▶ **YOUR OBJECTIVE**
Scan the entries below for "favorites" and copy each line that holds it.
=== Section Start ===
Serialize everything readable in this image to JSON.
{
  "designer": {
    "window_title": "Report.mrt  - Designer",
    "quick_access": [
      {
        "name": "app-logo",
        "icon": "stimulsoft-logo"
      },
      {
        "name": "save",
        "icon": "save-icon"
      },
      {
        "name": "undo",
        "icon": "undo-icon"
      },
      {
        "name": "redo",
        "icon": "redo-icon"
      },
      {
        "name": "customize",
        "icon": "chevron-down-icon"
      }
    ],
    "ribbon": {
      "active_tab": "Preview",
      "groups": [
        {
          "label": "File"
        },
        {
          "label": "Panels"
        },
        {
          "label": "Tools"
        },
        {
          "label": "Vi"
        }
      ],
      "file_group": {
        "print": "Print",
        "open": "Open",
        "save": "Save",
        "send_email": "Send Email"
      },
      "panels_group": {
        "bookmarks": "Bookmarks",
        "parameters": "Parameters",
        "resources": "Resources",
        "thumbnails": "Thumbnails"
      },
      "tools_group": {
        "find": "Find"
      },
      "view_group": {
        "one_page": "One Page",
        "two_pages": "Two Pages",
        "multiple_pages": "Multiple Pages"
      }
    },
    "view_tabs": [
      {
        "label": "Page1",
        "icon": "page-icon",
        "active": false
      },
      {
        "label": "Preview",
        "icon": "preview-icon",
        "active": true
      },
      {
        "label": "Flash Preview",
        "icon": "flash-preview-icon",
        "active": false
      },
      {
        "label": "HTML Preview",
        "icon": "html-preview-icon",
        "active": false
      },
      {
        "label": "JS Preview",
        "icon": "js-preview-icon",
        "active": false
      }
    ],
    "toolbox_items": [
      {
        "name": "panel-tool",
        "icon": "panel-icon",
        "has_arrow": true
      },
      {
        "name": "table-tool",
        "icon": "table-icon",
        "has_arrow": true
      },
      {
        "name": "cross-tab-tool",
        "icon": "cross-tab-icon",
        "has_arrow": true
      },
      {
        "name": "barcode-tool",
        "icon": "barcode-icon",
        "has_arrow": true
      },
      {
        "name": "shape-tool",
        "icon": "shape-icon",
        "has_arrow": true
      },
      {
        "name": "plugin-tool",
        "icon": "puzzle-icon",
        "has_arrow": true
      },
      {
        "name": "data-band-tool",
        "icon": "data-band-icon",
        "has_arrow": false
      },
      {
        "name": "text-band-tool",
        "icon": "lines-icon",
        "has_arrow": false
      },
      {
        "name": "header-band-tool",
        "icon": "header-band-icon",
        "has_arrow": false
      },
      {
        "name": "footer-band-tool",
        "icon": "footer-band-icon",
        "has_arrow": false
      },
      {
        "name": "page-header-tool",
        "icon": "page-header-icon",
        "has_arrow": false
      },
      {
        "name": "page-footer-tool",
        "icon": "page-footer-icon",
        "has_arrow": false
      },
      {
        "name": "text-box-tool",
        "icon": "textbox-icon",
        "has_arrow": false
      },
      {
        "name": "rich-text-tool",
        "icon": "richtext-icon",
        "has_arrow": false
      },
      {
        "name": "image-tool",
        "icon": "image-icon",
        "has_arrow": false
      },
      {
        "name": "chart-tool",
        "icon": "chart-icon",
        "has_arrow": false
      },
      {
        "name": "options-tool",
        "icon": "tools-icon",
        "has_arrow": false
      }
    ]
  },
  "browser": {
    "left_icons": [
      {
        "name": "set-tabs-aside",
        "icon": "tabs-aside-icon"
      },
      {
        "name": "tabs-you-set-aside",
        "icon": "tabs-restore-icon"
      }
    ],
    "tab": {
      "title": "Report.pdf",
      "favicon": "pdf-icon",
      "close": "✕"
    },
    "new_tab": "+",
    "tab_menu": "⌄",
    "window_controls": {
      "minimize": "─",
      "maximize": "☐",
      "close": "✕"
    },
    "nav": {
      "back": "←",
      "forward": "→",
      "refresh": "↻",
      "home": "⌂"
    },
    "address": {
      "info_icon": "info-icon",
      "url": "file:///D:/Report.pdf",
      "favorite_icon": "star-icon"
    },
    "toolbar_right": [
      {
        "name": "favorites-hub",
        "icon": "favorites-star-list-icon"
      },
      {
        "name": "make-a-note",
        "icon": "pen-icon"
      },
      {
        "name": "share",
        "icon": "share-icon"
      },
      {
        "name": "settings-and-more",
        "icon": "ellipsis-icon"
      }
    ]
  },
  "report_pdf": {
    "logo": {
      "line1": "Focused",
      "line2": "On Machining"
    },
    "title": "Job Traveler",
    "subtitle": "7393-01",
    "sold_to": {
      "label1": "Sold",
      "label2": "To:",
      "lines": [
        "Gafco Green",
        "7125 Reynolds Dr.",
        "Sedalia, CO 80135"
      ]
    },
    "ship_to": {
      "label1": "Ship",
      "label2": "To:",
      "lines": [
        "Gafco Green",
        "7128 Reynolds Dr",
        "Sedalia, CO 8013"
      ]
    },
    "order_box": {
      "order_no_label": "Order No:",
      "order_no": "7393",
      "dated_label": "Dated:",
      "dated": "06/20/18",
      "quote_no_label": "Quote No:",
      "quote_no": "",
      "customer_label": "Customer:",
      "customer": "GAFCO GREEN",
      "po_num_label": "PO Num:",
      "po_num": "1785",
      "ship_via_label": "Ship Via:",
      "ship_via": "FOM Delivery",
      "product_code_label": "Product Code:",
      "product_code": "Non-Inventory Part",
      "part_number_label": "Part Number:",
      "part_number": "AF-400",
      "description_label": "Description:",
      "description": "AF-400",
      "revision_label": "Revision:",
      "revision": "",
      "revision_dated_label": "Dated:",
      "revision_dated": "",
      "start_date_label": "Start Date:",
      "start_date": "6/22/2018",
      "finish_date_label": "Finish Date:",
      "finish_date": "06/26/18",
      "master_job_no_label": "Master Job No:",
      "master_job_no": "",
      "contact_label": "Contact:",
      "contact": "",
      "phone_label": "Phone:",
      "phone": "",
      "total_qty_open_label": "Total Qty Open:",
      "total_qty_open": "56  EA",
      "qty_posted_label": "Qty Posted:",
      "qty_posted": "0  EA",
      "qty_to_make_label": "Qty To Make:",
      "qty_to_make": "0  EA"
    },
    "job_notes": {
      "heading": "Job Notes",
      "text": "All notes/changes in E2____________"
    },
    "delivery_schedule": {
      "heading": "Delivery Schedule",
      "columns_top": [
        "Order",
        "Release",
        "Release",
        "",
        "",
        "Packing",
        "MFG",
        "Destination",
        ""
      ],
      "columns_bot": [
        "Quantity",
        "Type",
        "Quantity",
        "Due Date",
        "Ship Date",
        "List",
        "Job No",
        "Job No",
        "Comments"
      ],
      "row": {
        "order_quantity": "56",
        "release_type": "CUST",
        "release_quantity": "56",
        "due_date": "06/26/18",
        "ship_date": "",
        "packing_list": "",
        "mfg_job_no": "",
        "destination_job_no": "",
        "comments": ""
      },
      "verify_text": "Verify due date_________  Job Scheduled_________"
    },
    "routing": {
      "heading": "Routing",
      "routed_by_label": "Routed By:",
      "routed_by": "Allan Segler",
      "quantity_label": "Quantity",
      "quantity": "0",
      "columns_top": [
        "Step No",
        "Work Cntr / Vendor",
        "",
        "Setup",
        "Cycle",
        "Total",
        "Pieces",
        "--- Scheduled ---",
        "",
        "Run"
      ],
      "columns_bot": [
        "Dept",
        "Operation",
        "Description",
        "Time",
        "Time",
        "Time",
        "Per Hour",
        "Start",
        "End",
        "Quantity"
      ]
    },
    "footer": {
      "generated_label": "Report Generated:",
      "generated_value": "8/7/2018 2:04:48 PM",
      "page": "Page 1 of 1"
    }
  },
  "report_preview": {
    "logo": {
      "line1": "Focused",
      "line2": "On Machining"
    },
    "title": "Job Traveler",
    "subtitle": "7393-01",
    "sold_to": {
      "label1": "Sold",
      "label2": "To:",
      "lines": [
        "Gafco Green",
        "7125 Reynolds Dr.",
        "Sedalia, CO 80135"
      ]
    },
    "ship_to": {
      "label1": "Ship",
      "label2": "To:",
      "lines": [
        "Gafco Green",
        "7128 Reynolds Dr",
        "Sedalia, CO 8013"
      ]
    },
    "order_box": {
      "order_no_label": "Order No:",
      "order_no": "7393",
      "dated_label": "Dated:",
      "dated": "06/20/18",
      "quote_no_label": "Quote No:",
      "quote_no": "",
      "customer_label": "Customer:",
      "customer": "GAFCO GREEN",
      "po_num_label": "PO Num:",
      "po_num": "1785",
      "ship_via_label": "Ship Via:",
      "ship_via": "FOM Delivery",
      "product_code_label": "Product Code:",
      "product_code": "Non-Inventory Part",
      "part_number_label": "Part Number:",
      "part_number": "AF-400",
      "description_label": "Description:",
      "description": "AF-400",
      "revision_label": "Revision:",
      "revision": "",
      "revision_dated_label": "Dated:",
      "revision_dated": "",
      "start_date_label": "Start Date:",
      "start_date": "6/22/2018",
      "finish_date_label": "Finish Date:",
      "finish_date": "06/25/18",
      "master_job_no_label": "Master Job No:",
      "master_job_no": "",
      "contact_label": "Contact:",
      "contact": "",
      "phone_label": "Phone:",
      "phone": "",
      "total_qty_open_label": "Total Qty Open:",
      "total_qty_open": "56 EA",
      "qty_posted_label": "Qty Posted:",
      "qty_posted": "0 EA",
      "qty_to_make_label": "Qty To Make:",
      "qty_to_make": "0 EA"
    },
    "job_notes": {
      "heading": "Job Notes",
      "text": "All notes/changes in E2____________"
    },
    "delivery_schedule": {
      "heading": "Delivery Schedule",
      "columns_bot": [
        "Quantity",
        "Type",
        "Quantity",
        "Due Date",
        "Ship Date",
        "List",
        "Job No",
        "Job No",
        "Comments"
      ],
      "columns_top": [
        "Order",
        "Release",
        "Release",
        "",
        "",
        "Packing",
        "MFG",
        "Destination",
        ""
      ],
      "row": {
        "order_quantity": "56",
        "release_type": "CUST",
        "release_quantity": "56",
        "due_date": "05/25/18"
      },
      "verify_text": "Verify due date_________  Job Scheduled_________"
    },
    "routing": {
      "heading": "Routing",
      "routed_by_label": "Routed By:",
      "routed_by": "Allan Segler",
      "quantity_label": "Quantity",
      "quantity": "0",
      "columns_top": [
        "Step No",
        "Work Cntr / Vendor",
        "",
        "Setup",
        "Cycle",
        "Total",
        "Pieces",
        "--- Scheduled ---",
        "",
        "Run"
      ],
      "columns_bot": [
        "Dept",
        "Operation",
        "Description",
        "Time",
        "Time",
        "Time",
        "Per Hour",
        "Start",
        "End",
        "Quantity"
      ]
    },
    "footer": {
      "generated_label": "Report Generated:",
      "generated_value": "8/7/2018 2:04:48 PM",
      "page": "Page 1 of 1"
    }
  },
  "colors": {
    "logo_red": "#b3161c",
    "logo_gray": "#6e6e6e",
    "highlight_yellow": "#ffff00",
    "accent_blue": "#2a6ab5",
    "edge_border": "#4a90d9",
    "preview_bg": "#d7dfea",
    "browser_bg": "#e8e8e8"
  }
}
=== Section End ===
▶ **ANSWER SPACE**
        "name": "favorites-hub",
        "icon": "favorites-star-list-icon"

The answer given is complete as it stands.